When asked if I pray, I used to say “no.” What I meant was I didn’t pray the official Jewish liturgy. Now when such a question is posed, I ask what the questioner means by prayer before I answer. If they mean reciting the official prayers of Judaism, my answer is still “no.” If they mean giving voice to the horror or hope of any given moment, my answer is “yes.”
Often this question is accompanied by a second and then a third: “To whom do you pray?” and “Why do you pray?” I pray to the infinite Aliveness (Chiut in Hebrew) in which we live and move and have our being (to borrow from Rabbi Saul of Tarsus in Acts 17:28). And I pray for no reason—no why. My prayer is simply a deep and unfiltered affirmation of the moment regardless of what that moment brings.

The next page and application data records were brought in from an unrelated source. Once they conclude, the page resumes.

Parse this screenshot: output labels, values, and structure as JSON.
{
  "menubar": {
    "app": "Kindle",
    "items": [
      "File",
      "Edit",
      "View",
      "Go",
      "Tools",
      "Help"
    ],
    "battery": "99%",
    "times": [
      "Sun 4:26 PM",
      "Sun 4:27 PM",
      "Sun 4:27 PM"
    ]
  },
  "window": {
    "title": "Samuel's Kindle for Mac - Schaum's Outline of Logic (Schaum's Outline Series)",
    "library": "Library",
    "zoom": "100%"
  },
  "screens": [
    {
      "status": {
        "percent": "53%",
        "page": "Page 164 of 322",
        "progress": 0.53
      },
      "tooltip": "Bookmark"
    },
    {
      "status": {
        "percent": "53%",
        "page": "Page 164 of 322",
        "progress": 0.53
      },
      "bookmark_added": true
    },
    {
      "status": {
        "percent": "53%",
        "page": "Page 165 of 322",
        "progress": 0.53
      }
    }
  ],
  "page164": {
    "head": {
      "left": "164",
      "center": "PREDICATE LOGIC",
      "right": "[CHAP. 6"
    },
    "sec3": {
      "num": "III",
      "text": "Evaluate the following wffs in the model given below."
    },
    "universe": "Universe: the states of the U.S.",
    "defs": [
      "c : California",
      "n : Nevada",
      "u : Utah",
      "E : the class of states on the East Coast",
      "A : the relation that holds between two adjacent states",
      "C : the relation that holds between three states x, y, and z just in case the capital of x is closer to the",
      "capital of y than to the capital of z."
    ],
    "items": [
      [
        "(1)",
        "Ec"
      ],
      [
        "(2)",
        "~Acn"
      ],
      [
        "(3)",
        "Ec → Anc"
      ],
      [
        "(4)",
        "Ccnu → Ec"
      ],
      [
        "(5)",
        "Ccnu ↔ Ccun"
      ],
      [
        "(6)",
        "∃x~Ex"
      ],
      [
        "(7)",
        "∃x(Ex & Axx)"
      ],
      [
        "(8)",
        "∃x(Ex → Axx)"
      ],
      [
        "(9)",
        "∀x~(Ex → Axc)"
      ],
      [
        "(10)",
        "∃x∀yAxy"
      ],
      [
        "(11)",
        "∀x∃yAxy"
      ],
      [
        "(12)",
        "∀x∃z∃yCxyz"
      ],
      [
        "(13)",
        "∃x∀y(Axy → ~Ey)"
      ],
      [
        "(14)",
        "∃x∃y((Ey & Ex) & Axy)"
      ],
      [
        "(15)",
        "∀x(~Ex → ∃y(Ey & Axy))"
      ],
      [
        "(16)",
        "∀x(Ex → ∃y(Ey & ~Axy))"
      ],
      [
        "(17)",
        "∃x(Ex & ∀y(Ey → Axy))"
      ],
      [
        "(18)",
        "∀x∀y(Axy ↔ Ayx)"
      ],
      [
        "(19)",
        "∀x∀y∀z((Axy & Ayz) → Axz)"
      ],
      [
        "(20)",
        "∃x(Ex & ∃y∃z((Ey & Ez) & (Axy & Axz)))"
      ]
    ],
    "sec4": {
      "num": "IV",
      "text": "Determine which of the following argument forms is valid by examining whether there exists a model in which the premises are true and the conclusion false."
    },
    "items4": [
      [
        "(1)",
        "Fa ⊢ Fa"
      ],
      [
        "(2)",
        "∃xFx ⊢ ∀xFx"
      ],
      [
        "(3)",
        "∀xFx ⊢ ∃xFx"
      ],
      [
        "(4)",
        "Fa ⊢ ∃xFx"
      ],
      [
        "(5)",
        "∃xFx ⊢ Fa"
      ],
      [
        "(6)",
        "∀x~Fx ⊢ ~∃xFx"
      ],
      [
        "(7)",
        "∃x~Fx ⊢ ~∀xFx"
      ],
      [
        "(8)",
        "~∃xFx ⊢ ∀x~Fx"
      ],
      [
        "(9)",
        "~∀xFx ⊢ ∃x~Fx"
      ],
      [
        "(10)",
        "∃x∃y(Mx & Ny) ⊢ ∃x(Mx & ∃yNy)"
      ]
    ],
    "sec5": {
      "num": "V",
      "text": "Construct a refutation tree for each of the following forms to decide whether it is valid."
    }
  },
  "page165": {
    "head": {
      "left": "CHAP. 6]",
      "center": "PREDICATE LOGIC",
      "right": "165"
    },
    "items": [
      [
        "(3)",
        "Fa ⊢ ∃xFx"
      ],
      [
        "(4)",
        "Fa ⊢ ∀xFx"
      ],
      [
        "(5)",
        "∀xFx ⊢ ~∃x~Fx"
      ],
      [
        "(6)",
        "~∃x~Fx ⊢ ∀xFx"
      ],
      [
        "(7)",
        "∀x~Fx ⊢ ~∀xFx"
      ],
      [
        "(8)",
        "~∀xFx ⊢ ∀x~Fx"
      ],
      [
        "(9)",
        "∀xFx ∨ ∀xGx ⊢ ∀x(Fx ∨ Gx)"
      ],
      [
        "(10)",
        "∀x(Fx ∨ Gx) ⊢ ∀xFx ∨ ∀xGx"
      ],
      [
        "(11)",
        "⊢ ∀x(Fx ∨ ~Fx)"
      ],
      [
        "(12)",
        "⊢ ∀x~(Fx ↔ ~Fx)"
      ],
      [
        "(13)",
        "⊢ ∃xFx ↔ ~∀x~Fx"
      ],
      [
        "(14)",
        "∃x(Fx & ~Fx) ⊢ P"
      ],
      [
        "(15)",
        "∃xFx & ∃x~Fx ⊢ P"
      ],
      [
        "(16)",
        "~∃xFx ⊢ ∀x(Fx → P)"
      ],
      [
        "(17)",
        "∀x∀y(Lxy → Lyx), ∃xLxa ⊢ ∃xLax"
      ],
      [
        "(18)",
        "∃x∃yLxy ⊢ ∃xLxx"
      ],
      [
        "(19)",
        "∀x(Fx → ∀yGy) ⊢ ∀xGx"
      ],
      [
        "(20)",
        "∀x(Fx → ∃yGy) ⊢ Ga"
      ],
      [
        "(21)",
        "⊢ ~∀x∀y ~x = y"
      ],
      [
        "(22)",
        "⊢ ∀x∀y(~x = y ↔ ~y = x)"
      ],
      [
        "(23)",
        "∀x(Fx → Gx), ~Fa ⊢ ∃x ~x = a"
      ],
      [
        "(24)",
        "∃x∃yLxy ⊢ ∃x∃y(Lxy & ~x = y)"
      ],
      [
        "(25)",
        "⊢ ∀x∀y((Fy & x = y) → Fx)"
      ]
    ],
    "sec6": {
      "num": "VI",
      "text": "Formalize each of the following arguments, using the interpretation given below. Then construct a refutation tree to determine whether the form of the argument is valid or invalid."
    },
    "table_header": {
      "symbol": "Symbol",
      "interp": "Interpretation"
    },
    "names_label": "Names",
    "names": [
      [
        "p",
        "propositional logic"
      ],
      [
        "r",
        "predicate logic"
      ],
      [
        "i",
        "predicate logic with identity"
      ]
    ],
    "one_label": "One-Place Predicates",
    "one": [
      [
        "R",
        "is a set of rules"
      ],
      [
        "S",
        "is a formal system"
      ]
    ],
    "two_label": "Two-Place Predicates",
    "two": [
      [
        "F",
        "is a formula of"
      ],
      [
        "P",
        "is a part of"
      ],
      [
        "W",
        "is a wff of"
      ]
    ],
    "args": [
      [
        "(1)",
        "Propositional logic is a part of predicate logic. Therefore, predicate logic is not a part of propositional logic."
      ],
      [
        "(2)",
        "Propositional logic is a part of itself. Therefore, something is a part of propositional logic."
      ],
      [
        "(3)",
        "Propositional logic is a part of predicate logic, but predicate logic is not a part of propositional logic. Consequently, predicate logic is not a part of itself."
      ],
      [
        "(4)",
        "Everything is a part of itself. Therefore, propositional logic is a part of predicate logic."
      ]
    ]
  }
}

This kind of prayer—unfiltered, unmediated by tradition, and embedded in the moment—is what I call truly spiritual prayer. Part of the work of spirituality is to free you to utter it.
More from Rabbi Rami on spirituality and prayer, from the print issue of Spirituality & Health.
My friend is forever asking Jesus to protect her family from tragedy, but the more she prays, the more paranoid she becomes. What is she doing wrong?
Your friend’s problem isn’t with prayer but with the notion that she and those she loves can avoid tragedy and deserve special treatment from God in order to do so. Neither notion is true. Ecclesiastes reminds us that both the wise and the foolish die (Ecclesiastes 2:16), and Jesus teaches that “God causes it to rain on the just and the unjust” (Matthew 5:45). Things just happen—good things and bad things—and they happen to all of us. The only prayer I pray in this regard is this: “May I cultivate the capacity to be present to what is, and to engage what is—however it is—justly, kindly, and with tranquility.” While I doubt my prayer will satisfy your friend, I suspect it is nevertheless more effective.